Provided material:
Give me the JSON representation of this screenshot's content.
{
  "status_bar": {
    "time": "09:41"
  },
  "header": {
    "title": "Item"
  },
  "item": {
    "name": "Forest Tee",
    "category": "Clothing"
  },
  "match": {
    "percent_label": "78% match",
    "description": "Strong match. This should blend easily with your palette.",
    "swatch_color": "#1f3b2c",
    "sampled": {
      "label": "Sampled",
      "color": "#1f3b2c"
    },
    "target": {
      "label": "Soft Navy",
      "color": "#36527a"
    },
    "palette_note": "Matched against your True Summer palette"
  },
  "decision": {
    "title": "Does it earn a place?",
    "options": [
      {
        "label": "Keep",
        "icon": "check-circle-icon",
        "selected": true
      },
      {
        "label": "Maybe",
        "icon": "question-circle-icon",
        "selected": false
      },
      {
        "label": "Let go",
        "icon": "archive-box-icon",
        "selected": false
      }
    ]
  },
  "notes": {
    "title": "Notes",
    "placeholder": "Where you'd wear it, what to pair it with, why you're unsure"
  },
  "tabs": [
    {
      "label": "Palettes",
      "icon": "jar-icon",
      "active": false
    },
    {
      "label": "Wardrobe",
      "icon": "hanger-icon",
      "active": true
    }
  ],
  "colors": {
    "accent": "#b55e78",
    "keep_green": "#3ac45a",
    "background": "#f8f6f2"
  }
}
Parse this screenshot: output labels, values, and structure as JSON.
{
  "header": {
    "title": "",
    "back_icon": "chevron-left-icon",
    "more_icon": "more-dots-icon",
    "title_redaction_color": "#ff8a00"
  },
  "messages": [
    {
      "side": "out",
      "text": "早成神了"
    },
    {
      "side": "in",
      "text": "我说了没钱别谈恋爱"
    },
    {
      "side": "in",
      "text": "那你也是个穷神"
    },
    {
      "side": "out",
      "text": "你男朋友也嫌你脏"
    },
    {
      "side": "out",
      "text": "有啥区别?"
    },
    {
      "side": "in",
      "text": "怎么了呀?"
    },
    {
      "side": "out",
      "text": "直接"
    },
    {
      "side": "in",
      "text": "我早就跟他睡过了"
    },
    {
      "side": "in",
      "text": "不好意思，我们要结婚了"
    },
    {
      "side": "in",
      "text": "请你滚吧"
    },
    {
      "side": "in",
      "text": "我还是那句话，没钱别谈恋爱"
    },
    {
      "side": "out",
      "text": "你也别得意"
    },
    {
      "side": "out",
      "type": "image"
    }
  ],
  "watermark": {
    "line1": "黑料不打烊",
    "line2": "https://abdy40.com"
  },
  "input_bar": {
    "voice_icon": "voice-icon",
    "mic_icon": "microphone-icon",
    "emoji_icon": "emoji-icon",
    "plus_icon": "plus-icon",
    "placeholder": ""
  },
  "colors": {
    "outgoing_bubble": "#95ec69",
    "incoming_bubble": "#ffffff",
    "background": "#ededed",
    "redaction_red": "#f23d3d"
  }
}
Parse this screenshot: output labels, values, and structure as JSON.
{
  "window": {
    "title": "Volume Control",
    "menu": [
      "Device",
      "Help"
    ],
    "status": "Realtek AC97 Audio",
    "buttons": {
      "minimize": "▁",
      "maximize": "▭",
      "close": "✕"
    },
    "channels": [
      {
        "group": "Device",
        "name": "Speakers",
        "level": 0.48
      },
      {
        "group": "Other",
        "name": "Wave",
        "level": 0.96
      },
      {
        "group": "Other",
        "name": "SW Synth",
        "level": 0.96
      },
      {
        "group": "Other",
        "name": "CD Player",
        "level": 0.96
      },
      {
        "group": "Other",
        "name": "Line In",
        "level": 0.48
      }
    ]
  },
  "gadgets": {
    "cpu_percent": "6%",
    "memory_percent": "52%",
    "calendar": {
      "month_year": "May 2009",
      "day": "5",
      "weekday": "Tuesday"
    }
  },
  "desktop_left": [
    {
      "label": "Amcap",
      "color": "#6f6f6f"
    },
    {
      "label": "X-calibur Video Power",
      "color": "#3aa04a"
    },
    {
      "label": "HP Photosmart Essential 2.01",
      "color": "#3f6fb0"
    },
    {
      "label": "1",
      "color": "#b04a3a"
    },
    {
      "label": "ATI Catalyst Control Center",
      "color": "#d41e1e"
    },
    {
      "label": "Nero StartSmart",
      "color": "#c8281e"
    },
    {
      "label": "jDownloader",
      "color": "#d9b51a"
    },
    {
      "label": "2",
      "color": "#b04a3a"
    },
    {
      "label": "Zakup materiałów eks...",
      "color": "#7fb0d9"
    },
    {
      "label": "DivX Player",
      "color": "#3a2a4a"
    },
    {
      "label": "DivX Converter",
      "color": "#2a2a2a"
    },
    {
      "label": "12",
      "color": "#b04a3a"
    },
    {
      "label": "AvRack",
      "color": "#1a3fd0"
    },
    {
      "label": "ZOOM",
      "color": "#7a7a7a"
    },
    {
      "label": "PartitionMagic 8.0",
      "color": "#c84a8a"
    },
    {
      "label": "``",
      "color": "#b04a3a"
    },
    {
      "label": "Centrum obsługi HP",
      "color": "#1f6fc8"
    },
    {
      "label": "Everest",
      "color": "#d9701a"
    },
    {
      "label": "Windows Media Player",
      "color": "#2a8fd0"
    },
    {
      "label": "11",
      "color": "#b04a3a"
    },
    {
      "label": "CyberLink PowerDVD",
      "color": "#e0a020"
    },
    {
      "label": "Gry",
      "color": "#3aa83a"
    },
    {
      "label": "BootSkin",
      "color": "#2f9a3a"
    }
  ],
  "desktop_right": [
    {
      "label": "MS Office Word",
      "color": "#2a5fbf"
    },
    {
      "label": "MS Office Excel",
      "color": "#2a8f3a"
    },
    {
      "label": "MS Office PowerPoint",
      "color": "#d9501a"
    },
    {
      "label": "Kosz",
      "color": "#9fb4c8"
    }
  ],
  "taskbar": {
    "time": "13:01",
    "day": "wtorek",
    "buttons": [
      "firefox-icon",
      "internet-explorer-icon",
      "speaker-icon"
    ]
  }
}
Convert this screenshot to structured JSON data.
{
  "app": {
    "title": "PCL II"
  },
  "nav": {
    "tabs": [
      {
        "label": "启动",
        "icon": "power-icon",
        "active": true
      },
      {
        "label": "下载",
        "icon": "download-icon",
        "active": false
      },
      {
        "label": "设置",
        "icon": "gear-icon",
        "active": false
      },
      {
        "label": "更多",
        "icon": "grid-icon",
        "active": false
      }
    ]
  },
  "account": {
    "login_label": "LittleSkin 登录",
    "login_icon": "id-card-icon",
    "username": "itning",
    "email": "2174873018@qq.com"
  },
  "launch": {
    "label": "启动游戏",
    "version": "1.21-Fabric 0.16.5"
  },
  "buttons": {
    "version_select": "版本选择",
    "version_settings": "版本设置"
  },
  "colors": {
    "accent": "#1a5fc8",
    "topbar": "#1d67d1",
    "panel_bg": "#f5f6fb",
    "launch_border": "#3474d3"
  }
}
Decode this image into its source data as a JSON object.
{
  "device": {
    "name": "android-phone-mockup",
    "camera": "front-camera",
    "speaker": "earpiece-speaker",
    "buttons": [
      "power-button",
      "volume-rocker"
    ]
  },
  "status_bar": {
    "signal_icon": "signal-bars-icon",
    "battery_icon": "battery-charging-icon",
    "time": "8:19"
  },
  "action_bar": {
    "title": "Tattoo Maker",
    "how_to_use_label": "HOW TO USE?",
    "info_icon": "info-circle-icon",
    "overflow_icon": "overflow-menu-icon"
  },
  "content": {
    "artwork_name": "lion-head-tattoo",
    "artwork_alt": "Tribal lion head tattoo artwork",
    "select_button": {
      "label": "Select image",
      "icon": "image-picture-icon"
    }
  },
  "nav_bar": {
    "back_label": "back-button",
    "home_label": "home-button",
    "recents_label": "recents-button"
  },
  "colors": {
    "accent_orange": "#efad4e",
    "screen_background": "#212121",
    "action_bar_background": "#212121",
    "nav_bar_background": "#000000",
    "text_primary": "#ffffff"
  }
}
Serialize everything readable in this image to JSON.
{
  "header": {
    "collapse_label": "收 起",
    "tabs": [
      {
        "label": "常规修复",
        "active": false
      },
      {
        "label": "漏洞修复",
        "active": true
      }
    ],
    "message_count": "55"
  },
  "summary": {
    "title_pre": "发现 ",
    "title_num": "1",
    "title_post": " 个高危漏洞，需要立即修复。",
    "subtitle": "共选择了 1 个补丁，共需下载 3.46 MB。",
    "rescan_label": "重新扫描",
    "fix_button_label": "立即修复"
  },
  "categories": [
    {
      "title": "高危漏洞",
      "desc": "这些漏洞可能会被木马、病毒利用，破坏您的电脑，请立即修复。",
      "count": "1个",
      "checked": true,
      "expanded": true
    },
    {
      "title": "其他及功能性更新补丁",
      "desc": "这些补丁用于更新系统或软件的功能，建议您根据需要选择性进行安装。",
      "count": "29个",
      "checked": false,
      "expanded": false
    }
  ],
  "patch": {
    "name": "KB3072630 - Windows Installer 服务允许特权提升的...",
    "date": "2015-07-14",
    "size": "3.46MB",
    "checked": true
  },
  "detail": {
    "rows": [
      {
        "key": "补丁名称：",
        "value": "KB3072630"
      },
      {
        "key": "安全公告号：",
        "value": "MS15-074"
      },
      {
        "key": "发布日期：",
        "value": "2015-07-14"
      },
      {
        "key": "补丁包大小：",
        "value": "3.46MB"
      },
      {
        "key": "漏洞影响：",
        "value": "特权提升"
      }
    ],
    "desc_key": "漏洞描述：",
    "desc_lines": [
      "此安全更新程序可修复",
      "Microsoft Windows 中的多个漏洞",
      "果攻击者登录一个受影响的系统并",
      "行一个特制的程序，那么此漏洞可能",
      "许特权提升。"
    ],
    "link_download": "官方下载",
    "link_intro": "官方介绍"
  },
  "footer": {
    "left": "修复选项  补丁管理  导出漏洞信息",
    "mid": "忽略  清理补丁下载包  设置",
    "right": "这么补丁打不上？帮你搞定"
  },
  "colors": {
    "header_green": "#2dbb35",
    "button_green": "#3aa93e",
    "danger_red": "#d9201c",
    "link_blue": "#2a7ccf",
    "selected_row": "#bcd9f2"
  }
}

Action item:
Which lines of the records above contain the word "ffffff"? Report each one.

Solution:
    "incoming_bubble": "#ffffff",
    "text_primary": "#ffffff"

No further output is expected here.